Barr said Friday at a Federal Reserve Bank of Philadelphia event that he was “deeply concerned” about stablecoin issuance without oversight from authorities.
The central bank bigwig also said that the Fed had still made “no decision” on releasing a central bank digital currency (CBDC)—centralized digital assets controlled by a central bank.
“I remain deeply concerned about stablecoin issuance without strong federal oversight. As I mentioned earlier, stablecoins are a form of money, and the ultimate source of credibility in money is the central bank,” he said.
“If non-federally regulated stablecoins were to become a widespread means of payment and store of value, they could pose significant risks to financial stability, monetary policy, and the U.S. payments system.”
He added that it was “important to get the legislative and regulatory framework right before significant risks emerge.”
Stablecoins are considered the backbone of the crypto economy; the two biggest ones—Tether (USDT) and USD Coin (USDC)—are the third and sixth largest digital assets by market cap, respectively. They account for $82.8 billion and $26 billion, respectively, of the total $1 trillion crypto market cap, according to CoinGecko.
Such digital assets trade on blockchains like Ethereum but are pegged to a real life, stable asset. That stable asset is usually fiat money, like the U.S. dollar. That means that one dollar is held in reserve to back every token in circulation.
Stablecoins have been a hot topic in the world of U.S. regulation after a bill that aimed to regulate the assets was stalled last year.
Meanwhile, CBDCs have split lawmakers who have privacy concerns and those who want to keep up with other major economies—like China—who have already released their own digital fiat.
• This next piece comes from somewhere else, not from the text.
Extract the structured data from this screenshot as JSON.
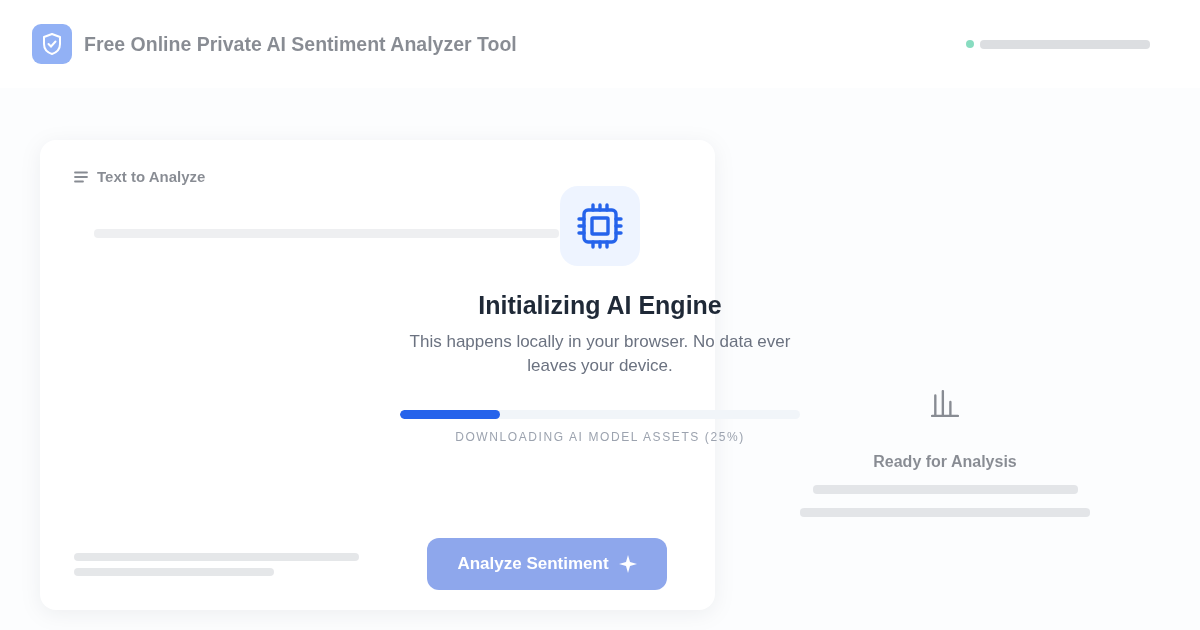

Florida governor and presidential candidate Ron DeSantis in May introduced legislation to ban CBDCs in his state.